ASSIGNMENT: Quote, exactly, the line holding "Transcribe this image's" and all lines after it to the end of the records below. Exclude pictures.

Component data from apps and pages
+++

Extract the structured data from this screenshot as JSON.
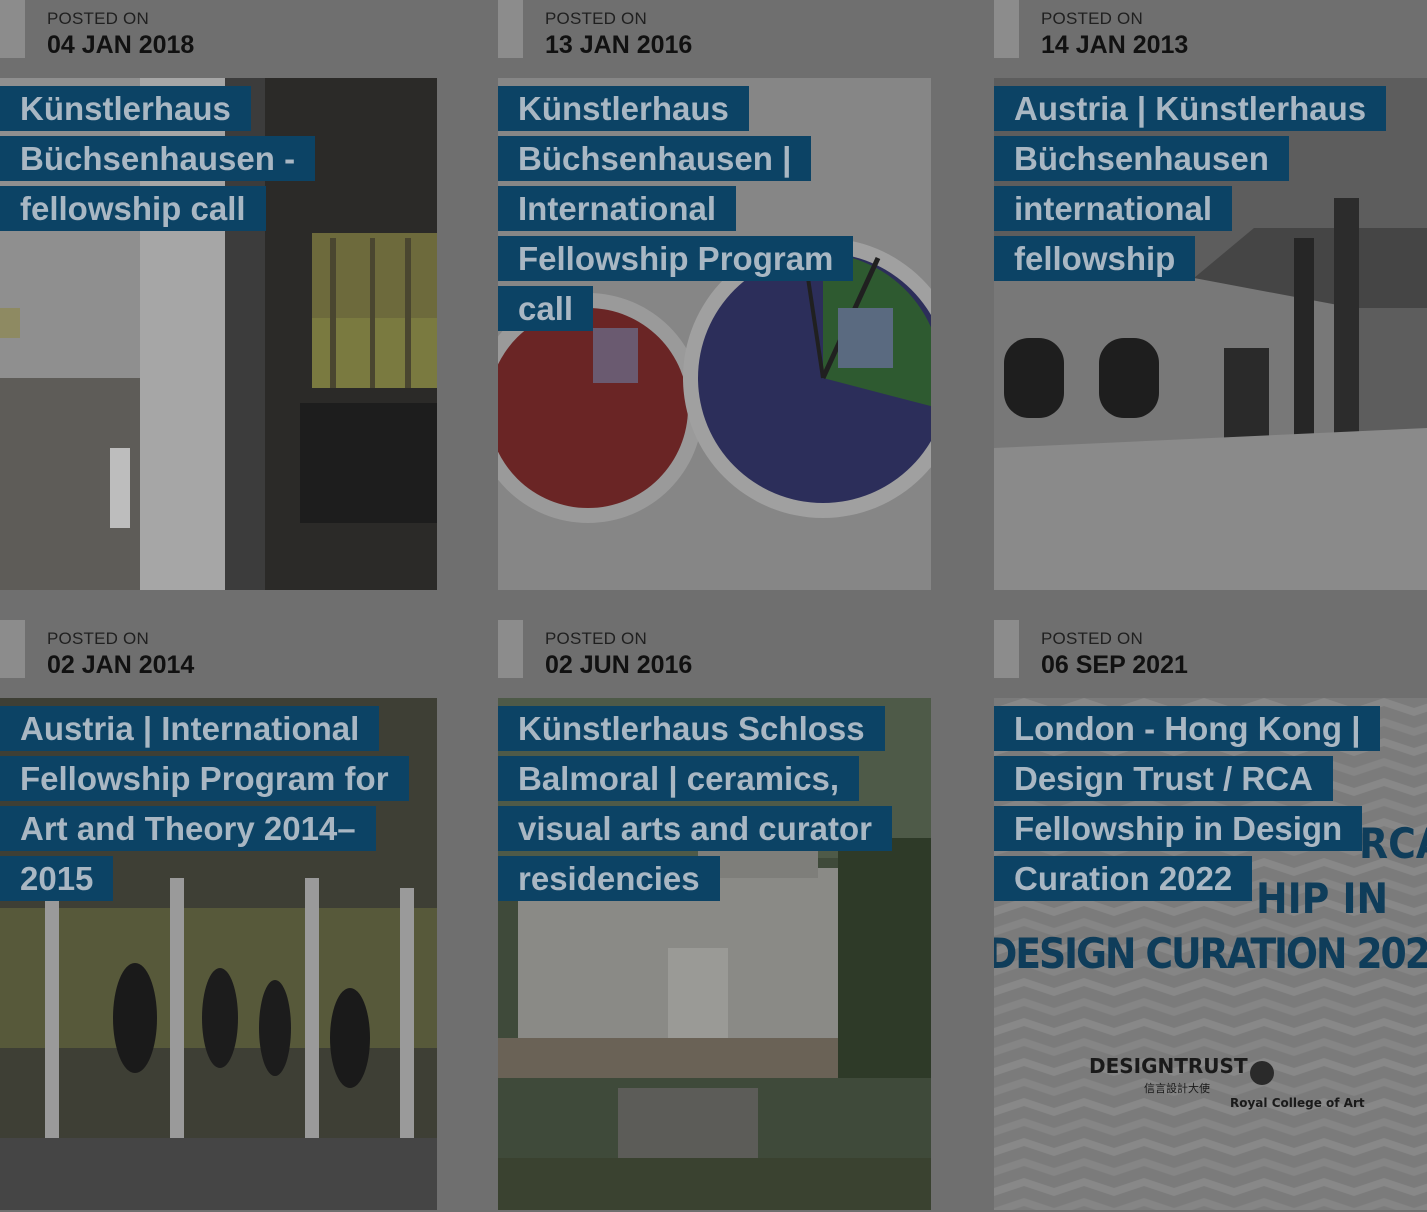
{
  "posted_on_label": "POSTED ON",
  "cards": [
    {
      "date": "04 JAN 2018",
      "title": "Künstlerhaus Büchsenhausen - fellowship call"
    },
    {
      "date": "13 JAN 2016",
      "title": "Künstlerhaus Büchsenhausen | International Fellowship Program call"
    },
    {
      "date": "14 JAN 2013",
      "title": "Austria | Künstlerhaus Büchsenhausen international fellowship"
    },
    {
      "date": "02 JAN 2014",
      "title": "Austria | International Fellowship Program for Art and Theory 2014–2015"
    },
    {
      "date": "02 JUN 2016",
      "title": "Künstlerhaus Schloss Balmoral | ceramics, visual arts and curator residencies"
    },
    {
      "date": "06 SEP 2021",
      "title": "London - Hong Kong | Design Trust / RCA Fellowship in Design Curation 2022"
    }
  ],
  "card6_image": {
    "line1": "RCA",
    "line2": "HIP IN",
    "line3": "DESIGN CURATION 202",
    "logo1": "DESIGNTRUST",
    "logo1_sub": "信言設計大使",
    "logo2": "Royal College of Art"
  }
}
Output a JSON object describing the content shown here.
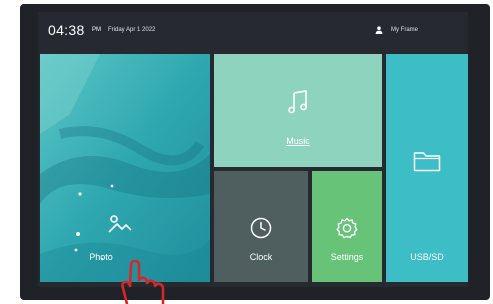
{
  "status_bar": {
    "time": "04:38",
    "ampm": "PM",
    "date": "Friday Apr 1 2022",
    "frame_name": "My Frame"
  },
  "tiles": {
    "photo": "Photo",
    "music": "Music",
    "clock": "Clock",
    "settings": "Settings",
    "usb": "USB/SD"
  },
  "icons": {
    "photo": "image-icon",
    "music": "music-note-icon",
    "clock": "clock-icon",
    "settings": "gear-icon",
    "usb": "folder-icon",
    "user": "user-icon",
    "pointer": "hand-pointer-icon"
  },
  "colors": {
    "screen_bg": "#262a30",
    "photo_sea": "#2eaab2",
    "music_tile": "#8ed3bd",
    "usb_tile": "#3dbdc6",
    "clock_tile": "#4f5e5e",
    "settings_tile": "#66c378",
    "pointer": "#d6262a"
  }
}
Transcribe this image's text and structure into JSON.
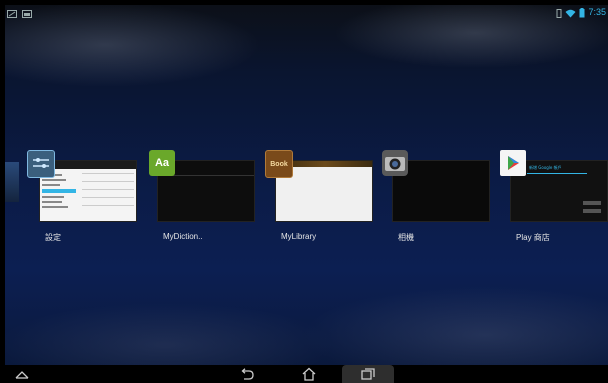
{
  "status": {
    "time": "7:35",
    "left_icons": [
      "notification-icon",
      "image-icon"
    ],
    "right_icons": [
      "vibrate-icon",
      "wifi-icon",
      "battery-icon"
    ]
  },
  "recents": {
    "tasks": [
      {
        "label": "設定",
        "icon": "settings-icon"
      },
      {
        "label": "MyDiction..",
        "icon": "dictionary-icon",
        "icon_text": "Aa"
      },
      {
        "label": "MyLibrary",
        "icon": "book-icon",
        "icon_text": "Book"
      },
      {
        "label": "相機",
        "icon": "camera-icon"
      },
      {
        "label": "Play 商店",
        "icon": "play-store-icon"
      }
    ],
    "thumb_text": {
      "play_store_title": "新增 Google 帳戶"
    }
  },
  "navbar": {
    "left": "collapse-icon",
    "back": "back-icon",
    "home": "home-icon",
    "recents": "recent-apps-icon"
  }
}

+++

EXERCISE RESPONSE:
Transcribe this image's text and structure into JSON.
{
  "status": {
    "time": "7:35",
    "left_icons": [
      "notification-icon",
      "image-icon"
    ],
    "right_icons": [
      "vibrate-icon",
      "wifi-icon",
      "battery-icon"
    ]
  },
  "recents": {
    "tasks": [
      {
        "label": "設定",
        "icon": "settings-icon"
      },
      {
        "label": "MyDiction..",
        "icon": "dictionary-icon",
        "icon_text": "Aa"
      },
      {
        "label": "MyLibrary",
        "icon": "book-icon",
        "icon_text": "Book"
      },
      {
        "label": "相機",
        "icon": "camera-icon"
      },
      {
        "label": "Play 商店",
        "icon": "play-store-icon"
      }
    ],
    "thumb_text": {
      "play_store_title": "新增 Google 帳戶"
    }
  },
  "navbar": {
    "left": "collapse-icon",
    "back": "back-icon",
    "home": "home-icon",
    "recents": "recent-apps-icon"
  }
}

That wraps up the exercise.